These notes discuss formalizing contexts as first class objects. The basic relation is ist(c, p). It asserts that the proposition p is true in the context c. The most important formulas relate the propositions true in different contexts. Introducing contexts as formal objects will permit axiomatizations in limited contexts to be expanded to transcend the(More)
In this paper I shall discuss the prospects for a mathematical science of computation. In a mathematical science, it is possible to deduce from the basic assumptions, the important properties of the entities treated by the science. Thus, from Newton’s law of gravitation and his laws of motion, one can deduce that the planetary orbits obey Kepler’s laws.(More)
1 Workshop at which this work was first presented (Utrecht, June 22-24, 1994). For comments on this material, we are grateful to them and the other workshop participants, especially Austin have provided valuable feedback; and the comments, questions, and suggestions from the participants in the (eventually joint) UMass and Rutgers Correspondence Theory(More)
I had some strong reactions to Joe Weizenbaum's book, <i>Computer Power and Human Reason.</i> The book mentions some important concerns which are obscured by harsh and sometimes shrill accusations against the Artificial Intelligence research community.

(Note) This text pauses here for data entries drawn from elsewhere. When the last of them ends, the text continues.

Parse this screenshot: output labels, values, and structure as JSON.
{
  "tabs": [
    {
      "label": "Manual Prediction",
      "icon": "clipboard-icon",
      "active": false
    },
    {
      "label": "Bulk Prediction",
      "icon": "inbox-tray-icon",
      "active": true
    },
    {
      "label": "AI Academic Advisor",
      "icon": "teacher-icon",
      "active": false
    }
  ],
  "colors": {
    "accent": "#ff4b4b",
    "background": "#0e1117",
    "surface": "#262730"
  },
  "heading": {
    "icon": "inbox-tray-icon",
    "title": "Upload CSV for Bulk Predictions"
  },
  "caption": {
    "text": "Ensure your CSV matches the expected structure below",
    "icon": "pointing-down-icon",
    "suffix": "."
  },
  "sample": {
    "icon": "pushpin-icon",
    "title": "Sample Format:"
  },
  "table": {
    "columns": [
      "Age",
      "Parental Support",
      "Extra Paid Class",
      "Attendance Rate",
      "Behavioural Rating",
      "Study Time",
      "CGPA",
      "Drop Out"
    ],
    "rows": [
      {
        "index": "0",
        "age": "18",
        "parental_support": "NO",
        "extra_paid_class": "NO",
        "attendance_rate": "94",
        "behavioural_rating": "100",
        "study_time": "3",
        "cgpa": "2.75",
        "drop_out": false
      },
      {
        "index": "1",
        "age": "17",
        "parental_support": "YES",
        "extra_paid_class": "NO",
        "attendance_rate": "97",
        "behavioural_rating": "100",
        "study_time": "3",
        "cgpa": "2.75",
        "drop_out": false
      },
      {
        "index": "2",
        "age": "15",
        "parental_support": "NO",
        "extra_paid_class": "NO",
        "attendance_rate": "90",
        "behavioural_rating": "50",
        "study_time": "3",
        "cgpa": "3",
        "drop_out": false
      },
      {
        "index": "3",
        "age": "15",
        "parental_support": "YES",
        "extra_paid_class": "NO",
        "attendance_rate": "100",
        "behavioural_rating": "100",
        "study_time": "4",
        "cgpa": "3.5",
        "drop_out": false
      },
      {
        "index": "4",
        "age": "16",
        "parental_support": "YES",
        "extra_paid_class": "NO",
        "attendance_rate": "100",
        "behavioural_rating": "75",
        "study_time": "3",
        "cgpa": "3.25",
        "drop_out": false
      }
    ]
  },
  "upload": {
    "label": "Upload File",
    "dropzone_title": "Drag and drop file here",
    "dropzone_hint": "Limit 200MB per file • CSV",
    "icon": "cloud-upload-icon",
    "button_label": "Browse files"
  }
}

On the whole, it seems to me that the personal attacks distract and mislead the reader from more valuable(More)